____ Source information

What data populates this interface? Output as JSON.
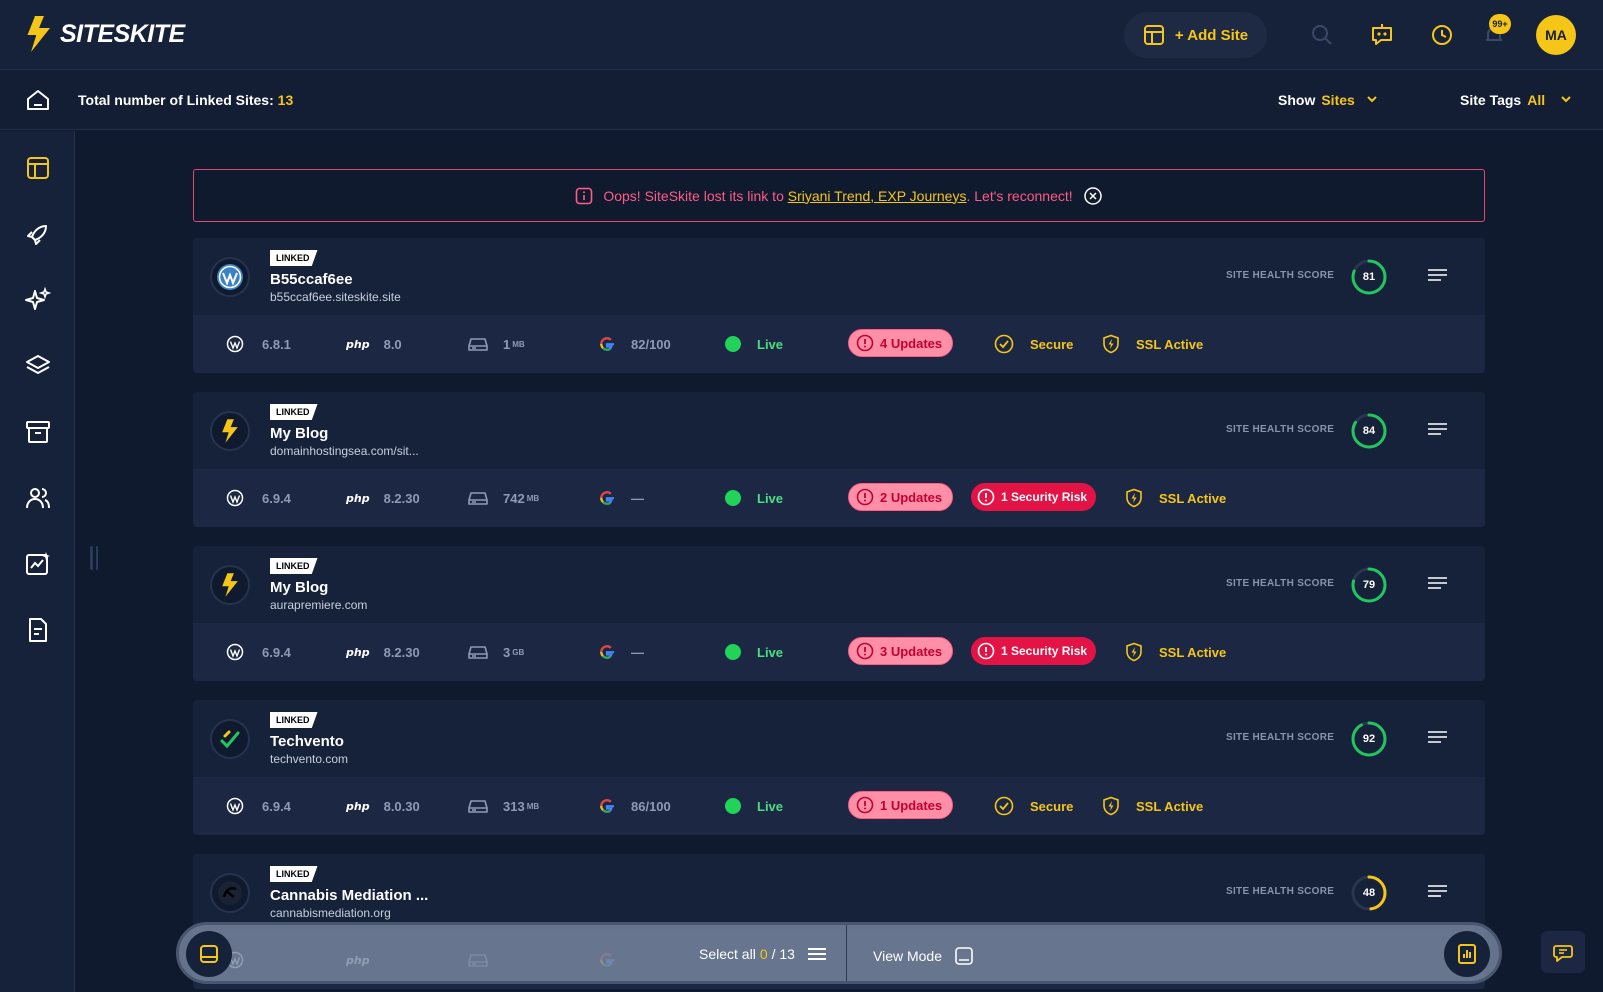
{
  "brand": {
    "name": "SITESKITE"
  },
  "header": {
    "add_site_label": "+ Add Site",
    "notification_count": "99+",
    "avatar_initials": "MA"
  },
  "subheader": {
    "linked_label": "Total number of Linked Sites:",
    "linked_count": "13",
    "show_label": "Show",
    "show_value": "Sites",
    "tags_label": "Site Tags",
    "tags_value": "All"
  },
  "alert": {
    "prefix": "Oops! SiteSkite lost its link to ",
    "sites": "Sriyani Trend, EXP Journeys",
    "suffix": ". Let's reconnect!"
  },
  "health_label": "SITE HEALTH SCORE",
  "sites": [
    {
      "badge": "LINKED",
      "name": "B55ccaf6ee",
      "url": "b55ccaf6ee.siteskite.site",
      "logo": "wordpress",
      "score": "81",
      "score_pct": 0.81,
      "score_color": "#22c55e",
      "wp": "6.8.1",
      "php": "8.0",
      "disk": "1",
      "disk_unit": "MB",
      "google": "82/100",
      "status": "Live",
      "updates": "4 Updates",
      "security": "Secure",
      "security_risk": false,
      "ssl": "SSL Active"
    },
    {
      "badge": "LINKED",
      "name": "My Blog",
      "url": "domainhostingsea.com/sit...",
      "logo": "siteskite",
      "score": "84",
      "score_pct": 0.84,
      "score_color": "#22c55e",
      "wp": "6.9.4",
      "php": "8.2.30",
      "disk": "742",
      "disk_unit": "MB",
      "google": "—",
      "status": "Live",
      "updates": "2 Updates",
      "security": "1 Security Risk",
      "security_risk": true,
      "ssl": "SSL Active"
    },
    {
      "badge": "LINKED",
      "name": "My Blog",
      "url": "aurapremiere.com",
      "logo": "siteskite",
      "score": "79",
      "score_pct": 0.79,
      "score_color": "#22c55e",
      "wp": "6.9.4",
      "php": "8.2.30",
      "disk": "3",
      "disk_unit": "GB",
      "google": "—",
      "status": "Live",
      "updates": "3 Updates",
      "security": "1 Security Risk",
      "security_risk": true,
      "ssl": "SSL Active"
    },
    {
      "badge": "LINKED",
      "name": "Techvento",
      "url": "techvento.com",
      "logo": "techvento",
      "score": "92",
      "score_pct": 0.92,
      "score_color": "#22c55e",
      "wp": "6.9.4",
      "php": "8.0.30",
      "disk": "313",
      "disk_unit": "MB",
      "google": "86/100",
      "status": "Live",
      "updates": "1 Updates",
      "security": "Secure",
      "security_risk": false,
      "ssl": "SSL Active"
    },
    {
      "badge": "LINKED",
      "name": "Cannabis Mediation ...",
      "url": "cannabismediation.org",
      "logo": "cannabis",
      "score": "48",
      "score_pct": 0.48,
      "score_color": "#f5c518",
      "wp": "",
      "php": "",
      "disk": "",
      "disk_unit": "",
      "google": "",
      "status": "",
      "updates": "",
      "security": "",
      "security_risk": false,
      "ssl": ""
    }
  ],
  "bottom_bar": {
    "select_all_label": "Select all",
    "selected_count": "0",
    "total_count": "/ 13",
    "view_mode_label": "View Mode"
  },
  "colors": {
    "accent": "#f5c518",
    "background": "#0f1a2e",
    "card": "#16213a",
    "danger": "#e31346",
    "success": "#22c55e"
  }
}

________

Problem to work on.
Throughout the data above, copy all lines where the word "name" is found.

Answer for this exercise.
    "name": "SITESKITE"
      "name": "B55ccaf6ee",
      "name": "My Blog",
      "name": "My Blog",
      "name": "Techvento",
      "name": "Cannabis Mediation ...",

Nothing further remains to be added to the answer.